“A key aspect of the project was speaking with people living and working in coastal communities, and gathering their opinions about climate change and learning about how it might affect their livelihoods,” Sugrue said.
“Along with interviewing people and documenting their daily interactions with the sea, the medium of art was also used to record their activities. This was a unique opportunity to talk directly to coastal communities and capture their perspectives through art.”
Róisin Curé produced a series of watercolour illustrations that captured snapshots of these coastal communities and people’s daily lives.
The results of the interviews and art, through watercolour illustrations, created an accessible way for the public to understand the importance the ocean has on livelihoods in coastal communities.

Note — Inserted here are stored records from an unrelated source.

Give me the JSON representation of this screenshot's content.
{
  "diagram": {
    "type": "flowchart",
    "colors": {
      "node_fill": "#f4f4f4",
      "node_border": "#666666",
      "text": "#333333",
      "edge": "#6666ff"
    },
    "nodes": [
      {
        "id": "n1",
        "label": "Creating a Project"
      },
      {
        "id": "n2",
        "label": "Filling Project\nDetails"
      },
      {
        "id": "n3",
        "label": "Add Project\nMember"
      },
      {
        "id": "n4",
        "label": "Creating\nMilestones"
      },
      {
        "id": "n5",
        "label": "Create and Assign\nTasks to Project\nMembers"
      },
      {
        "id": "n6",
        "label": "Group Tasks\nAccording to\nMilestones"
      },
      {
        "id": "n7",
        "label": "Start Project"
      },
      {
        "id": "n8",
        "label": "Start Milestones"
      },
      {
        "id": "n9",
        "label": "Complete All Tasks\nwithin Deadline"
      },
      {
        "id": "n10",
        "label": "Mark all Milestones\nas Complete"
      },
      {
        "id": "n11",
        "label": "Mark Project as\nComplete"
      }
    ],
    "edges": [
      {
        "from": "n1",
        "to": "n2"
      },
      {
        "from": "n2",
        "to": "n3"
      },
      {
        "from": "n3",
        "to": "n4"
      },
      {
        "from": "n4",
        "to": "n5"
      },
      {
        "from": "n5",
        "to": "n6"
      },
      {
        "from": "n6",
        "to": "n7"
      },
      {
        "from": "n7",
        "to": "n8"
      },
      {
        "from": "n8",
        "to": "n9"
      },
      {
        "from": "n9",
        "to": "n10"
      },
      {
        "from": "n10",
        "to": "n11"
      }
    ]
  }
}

By engaging with people and industries dependant on the sea, the information gathered highlighted how they benefit from the ocean, their thoughts on climate change, and particularly how it was going to affect their lives and businesses.
Comments made by fishermen stated that without the ocean, they wouldn’t have a living, as it’s their only source of income in their rural parts of Ireland.
“Many of the stories reaffirmed the importance of the age-old relationship between people and the sea, noting that the sea is the life-blood which sustains these communities,” Sugrue said.
“The general consensus in both Ireland and Wales coastal communities was that climate change is happening. There was an acknowledgment and a realisation amongst the people interviewed that there was a real looming threat to their livelihoods.”
Many people commented on how they were seeing changes to their climate in their local communications. A local businessman from Anglesey said: “In the 38 years I’ve been working here, the road would have flooded twice a year. Now it floods much more often.”
Curé said: “I felt privileged to sketch, at close quarters, people whose ingenuity has turned a potentially hostile ocean into a source of income. I hope that the same ingenuity will provide the answers to the challenges we’re facing with the effects of climate change.”
In August 2018, the ports of Dingle in Co Kerry, Baltimore in Co Cork, Kilmore Quay in Co Wexford and Howth in Co Dublin were visited and fishermen, restaurateurs, shellfish producers, operators in the tourism sector and seafarers were interviewed.
The Welsh coastal communities were visited in October and included Anglesey, Bangor, Pwllheli, New Quay, Milford Haven and Pembrokeshire.
Sugrue added: “This project has given me the opportunity to engage with those living and working in coastal communities in a personal and hands on way.
“Growing up by the sea and being part of a family business in aquaculture, I felt an affinity with the people interviewed. It also brought home to me the effect that climate change could have in a ‘real sense’ showing how these effects could ripple through these communities.”
Linking science and art as a mechanism to convey the importance of the ocean to coastal communities and the potential impacts of climate change on these communities will continue throughout 2019, where the project will feature at maritime festivals in Ireland and Wales and continue the dialogue with these coastal communities.
The BlueFish Project is a partnership between six organisations in Ireland and Wales including the Marine Institute, University College Cork, Bord Iascaigh Mhara, Bangor University, Aberystwyth University and Swansea University.
The marine science research project is funded by the Ireland Wales 2014-2020 European Territorial Co-operation (ETC) Programme. The purpose of this maritime programme is to connect organisations, businesses and communities on the West coast of Wales with the South- East coast of Ireland.
Through engagement with coastal communities and art, the BlueFish Project, launched in September 2017, aims to develop knowledge and understanding of the marine resources and the potential impacts of climate change on the Irish and Celtic Sea ecosystem.
To find out more about the BlueFish Project, visit BlueFishProject.com